Soccer coaches are sharing their love for the game with children who have autism.
Apex Football School, a non-profit organisation founded by internationally accredited coach Ruan Meyer passed the soccer ball to pupils of Autism Connect Learning Centre, a non-profit and community mental health facility affiliated to the Department of Health, in Westridge, on Monday October 2.
Autism is an umbrella term used to describe a group of complex disorders of brain development.
It affects the way people see the world and respond to stimuli, such as sound, light, touch, space, smell, taste, in it.
Autism is also known as a social communication disorder and affects four major areas of development, namely language and communication, social interaction, thinking and behaviour and sensory processing.
With the help of sponsors, the football school will be facilitating sporting activities with pupils.
“We want to expose everyone to this beautiful game. No discrimination,” said Ruan.
He has a UEFA (Union of European Football Associations) B licence and wants to give every child a shot at world class soccer coaching.
His colleague Ghalib Solomon, said they were treading uncharted waters working with autistic children, but no one should be excluded from the game.
“We will be adapting the game to involve the pupils and will be relying on the facilitators to guide us with interacting,” he said.
Ghalib, who has a SAFA (South African Football Association) D grassroots level soccer coaching qualification, said they wanted to promote physical activity and a healthy lifestyle.
“We aim to build a solid foundation, that is not only fun but supports personal development, through participating in a sport like soccer,” he said.
Autism Connect founder and centre manager Nicolette Ripepi said sporting codes were generally “no go” zones for children with disabilities, but they would like to expose their children to sport.
“’We don’t deal with special needs,’ is the usual response,” she said.
“We want to integrate sport into our programme, try different ways of reaching out to our pupils,” she said.

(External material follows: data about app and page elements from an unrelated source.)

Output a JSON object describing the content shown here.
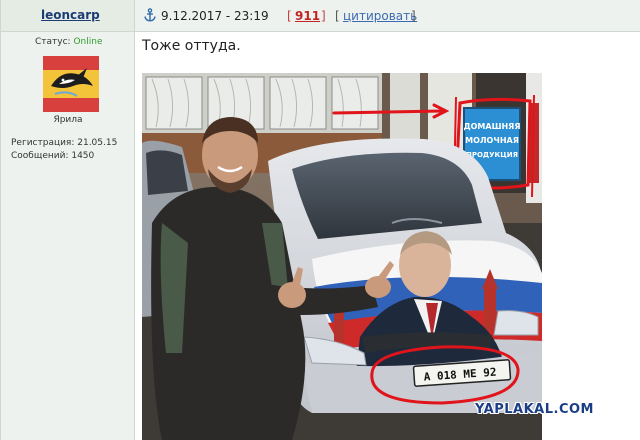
{
  "user": {
    "nickname": "leoncarp",
    "status_label": "Статус:",
    "status_value": "Online",
    "title": "Ярила",
    "registration": "Регистрация: 21.05.15",
    "messages": "Сообщений: 1450"
  },
  "post": {
    "date": "9.12.2017 - 23:19",
    "bracket_open": "[",
    "bracket_close": "]",
    "rating": "911",
    "quote_bracket_open": "[",
    "quote_label": "цитировать",
    "quote_bracket_close": "]",
    "text": "Тоже оттуда."
  },
  "photo": {
    "shop_sign_line1": "ДОМАШНЯЯ",
    "shop_sign_line2": "МОЛОЧНАЯ",
    "shop_sign_line3": "ПРОДУКЦИЯ",
    "license_plate": "А 018 МЕ 92",
    "watermark": "YAPLAKAL.COM"
  },
  "colors": {
    "accent_link": "#1d3b75",
    "online": "#2e9d2e",
    "rating": "#c12424",
    "annotation_red": "#e0141a"
  }
}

She said the centre could help the coaches with their method of coaching to assist autistic children.
“This is a great opportunity to get the children outdoors, moving and encourage a healthy lifestyle,” she said.